A well-designed space for staff to take breaks can help them recharge and refocus. This space should be away from their desk and customers. It can help them prepare for the afternoon. Those who take the opportunity for a break, find they are more productive than those who don’t.

Providing a small kitchen with no windows or seating is no longer enough. Your staff members need more than somewhere just to heat their lunch. Creating a space for staff to gather, relax, and have fun can boost morale and promote team bonding. 

The ideal space has tables for eating, comfy seating to relax, and a kitchen for use. Maybe include a TV or a games console. Ensure the room has windows or natural light, especially if it's in the middle of a building. Rooms that are sealed off can be unwelcoming and may negatively impact employee motivation.

Encourage Staff to be Active

Exercise helps prevent depression and anxiety, boosts self-esteem, and improves concentration, sleep, and overall health and wellbeing. 

Working full-time and having a family can be a barrier for many, to get that 30-minutes a day exercise the NHS recommends. However, there are ways, as an employer, you can help to make this endeavour a little easier.

Allowing a full hour for lunch provides plenty of time for staff to eat and take a walk on their break. If you have extra space in your office, you can create a gym for employees to use. They can use it before or after work, or during lunch breaks. Our gym is used daily by our team members!

As an alternative, there are bike-to-work schemes, running groups and team sports that can help with team bonding and encouraging exercise. 

Simple changes in the office, such as Sit-Stand desks, can be beneficial. These desks allow users to adjust the height to change their position during the day. Moving around during the day can boost productivity and improve mental health at work, according to research studies.

Creating the Right Working Environment

Open-plan offices are popular for promoting team communication and awareness of office activities, but they can be noisy. Your staff need quiet spaces where they can get away if they need to, or be able to take calls in a quiet space. By having smaller individual office spaces, it can help reduce personal stress levels and improve productivity. 

Another option is to install acoustic ceiling rafts in the office. These rafts not only look good but also help reduce noise and echoes.

For a more positive work environment and support in improving workplace mental health, APSS can help.

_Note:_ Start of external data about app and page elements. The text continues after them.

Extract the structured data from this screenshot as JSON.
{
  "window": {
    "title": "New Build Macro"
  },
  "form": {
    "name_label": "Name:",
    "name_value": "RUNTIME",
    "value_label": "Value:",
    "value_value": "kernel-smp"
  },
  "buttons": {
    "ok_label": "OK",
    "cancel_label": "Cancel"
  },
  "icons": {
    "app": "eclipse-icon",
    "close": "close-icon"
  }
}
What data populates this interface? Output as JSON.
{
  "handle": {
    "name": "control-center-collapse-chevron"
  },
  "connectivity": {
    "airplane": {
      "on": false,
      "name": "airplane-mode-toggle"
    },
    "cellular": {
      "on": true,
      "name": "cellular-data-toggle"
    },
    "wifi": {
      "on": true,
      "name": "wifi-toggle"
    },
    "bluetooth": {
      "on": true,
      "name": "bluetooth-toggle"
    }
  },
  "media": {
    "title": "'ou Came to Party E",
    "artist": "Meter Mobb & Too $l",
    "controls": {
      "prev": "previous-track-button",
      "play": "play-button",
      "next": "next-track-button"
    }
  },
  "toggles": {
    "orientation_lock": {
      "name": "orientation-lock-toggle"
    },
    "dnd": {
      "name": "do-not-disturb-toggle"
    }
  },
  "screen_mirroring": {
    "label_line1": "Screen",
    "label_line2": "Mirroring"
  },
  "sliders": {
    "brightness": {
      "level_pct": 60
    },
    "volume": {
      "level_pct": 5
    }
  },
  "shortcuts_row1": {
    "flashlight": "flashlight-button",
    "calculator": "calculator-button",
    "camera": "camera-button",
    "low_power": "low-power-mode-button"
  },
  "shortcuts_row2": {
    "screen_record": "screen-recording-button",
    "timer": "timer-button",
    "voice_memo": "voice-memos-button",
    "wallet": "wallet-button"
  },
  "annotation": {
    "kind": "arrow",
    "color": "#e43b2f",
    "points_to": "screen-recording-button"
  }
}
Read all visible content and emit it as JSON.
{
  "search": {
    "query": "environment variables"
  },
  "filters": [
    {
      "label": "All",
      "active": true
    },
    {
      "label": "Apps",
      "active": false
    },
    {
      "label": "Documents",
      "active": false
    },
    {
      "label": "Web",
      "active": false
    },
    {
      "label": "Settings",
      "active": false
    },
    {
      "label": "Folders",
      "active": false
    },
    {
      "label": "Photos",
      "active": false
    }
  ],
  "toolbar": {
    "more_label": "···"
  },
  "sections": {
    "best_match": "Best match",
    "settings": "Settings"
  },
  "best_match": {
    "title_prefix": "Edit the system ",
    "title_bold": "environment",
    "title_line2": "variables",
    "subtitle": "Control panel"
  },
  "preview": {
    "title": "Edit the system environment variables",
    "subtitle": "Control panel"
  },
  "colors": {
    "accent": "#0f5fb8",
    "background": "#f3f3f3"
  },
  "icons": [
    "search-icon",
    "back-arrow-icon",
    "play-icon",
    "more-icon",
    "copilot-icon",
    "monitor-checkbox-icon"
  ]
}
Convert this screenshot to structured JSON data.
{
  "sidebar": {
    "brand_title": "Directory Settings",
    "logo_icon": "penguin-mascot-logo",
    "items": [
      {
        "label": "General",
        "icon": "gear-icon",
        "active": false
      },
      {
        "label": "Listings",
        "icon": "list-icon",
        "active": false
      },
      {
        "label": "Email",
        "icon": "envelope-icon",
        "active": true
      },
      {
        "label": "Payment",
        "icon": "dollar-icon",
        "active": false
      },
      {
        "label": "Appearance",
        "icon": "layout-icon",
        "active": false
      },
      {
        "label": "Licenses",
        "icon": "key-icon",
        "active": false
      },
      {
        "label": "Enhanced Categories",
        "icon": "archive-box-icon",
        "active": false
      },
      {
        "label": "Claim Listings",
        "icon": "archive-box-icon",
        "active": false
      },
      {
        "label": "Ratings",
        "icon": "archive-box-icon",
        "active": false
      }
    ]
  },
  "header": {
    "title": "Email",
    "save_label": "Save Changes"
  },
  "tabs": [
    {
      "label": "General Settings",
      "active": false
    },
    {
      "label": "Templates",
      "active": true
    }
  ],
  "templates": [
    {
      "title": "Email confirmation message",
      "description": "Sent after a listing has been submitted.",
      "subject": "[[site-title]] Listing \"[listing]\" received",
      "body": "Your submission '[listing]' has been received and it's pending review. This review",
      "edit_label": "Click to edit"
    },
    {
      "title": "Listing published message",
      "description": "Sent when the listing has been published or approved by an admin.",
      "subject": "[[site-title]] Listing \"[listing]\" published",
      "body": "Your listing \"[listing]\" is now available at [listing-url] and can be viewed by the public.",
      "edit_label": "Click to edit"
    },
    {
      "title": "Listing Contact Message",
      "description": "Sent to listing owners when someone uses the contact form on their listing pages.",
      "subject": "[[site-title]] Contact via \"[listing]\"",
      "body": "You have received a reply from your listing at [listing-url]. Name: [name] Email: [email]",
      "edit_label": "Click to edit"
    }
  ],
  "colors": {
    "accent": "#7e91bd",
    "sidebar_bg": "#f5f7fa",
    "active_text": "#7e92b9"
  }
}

We specialise in space planning and design to make the most of your space. Call us today or visit our services page to see how we can help.